Meanwhile, MAA president Brian Daly Khyriem refused to comment on the Supreme Court verdict saying that he would have to discuss the matter with his lawyer first.
It takes 15-20 million years to form a natural cave. Meghalaya is reported to have thousands of caves and most of which have remained unexplored and many of them are unique in nature.
The longest and deepest, perhaps the world’s largest, caves exist only in Meghalaya, the petitioner said adding their destruction would lead to irreparable damage not only to the State but also to the entire humanity.
PIL dismissal hailed
Meanwhile, the Khliehriat Subdivision Coal Miners’ and Welfare Association (KSDCMWA), which supported the government stand in favour of limestone mining, has welcomed the dismissal of the PIL of the Meghalaya Adventurers Association and allowing commercial activities in the area.
Talking to The Shillong Times after the verdict SL Khyriem, adviser of the association, said this would save livelihood of lakhs of poor miners and their family members. Lakhs of poor people depend on such mining activities and are also sensitive to their local environment, Khyriem said.

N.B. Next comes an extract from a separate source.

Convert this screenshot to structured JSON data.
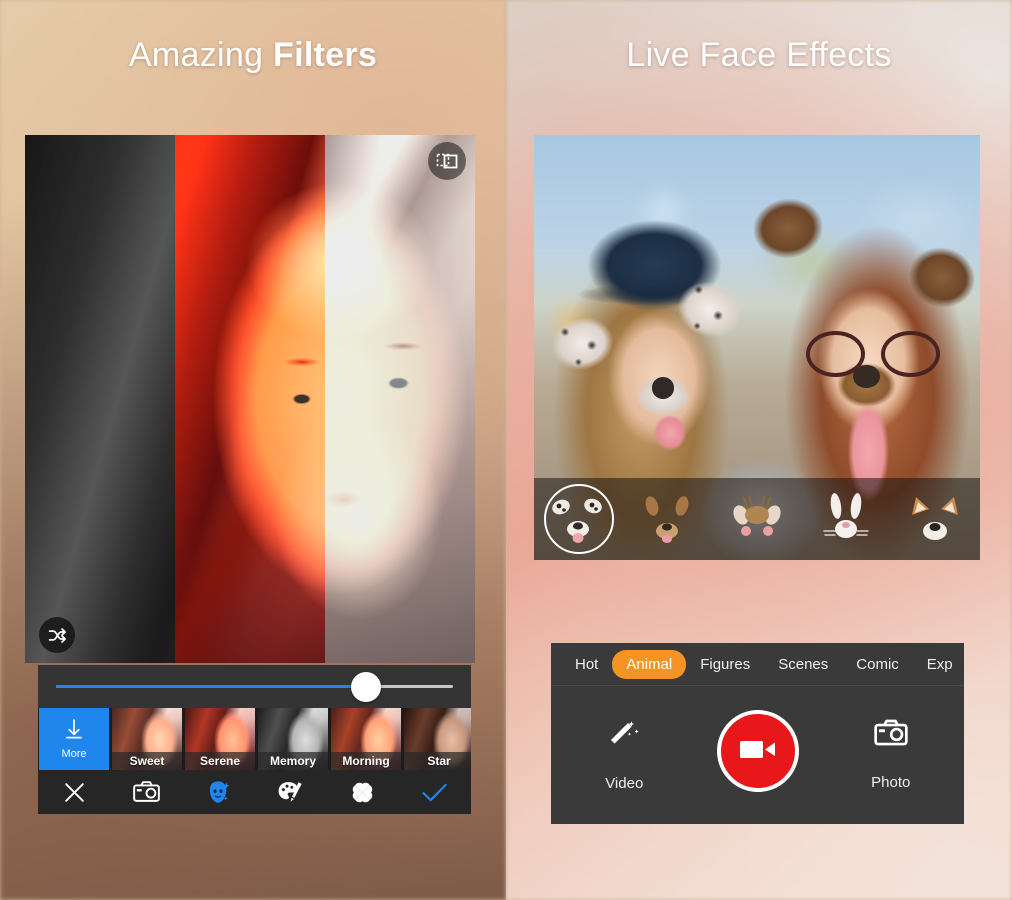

Exploration and utilization of natural mineral resources are done all over the world to sustain development, Khyriem said.
“Just in the name of environment one cannot stop the meagre earning of the local tribals,” he said.
Balios Swer, the secretary of the association also welcomed the apex court verdict. This ended a suspense going on since 2006, he said.
Need to balance preservation, progress: Governor
The Shillong Times 02-09-10
By Our Reporter
Shillong: Governor RS Mooshahary has stressed on the importance of maintaining a “balance” between progress and preservation.
“There is a need to adopt scientific methods of mining while extracting various minerals” Mooshahary said while inaugurating the 4th CMS Vatavaran – Environment and Wildlife Travelling Film Festival and Environment Forum – at the U Soso Tham auditorium on Wednesday.
He observed that the present way of mining is “absolutely hazardous” which would ultimately lead to degradation of the environment.
Mooshahary, however, linked the Naxalite movement with the gross exploitation of the environment and termed the Maoist struggle as a “mutiny in agony”.
“People felt deprived of their livelihood with the gross exploitation of their resources forcing them to wage war against the Indian government,” the Governor said.
Mooshahary also expressed deep regret over the failure to regenerate medicinal plants in the State in spite of having one of the best traditional healers.
He said, “Medicinal plants are of extreme importance. We therefore need to learn the art of preserving and regenerating these medicinal plants”.
Meanwhile, he said that Shillong occupies the 14th spot amongst the cleanest cities in the country.
“If we can learn a lesson or two from the people of Asia’s cleanest village Mawlynnong, we can definitely become the cleanest city,” he exhorted.
On the occasion, local environmentalists Sorendro Khongsit and Brian Kharpran, film makers Shilpi Sharma and Raphael Warjri were felicitated.
The film festival will feature over 30 award-winning environment and wildlife films.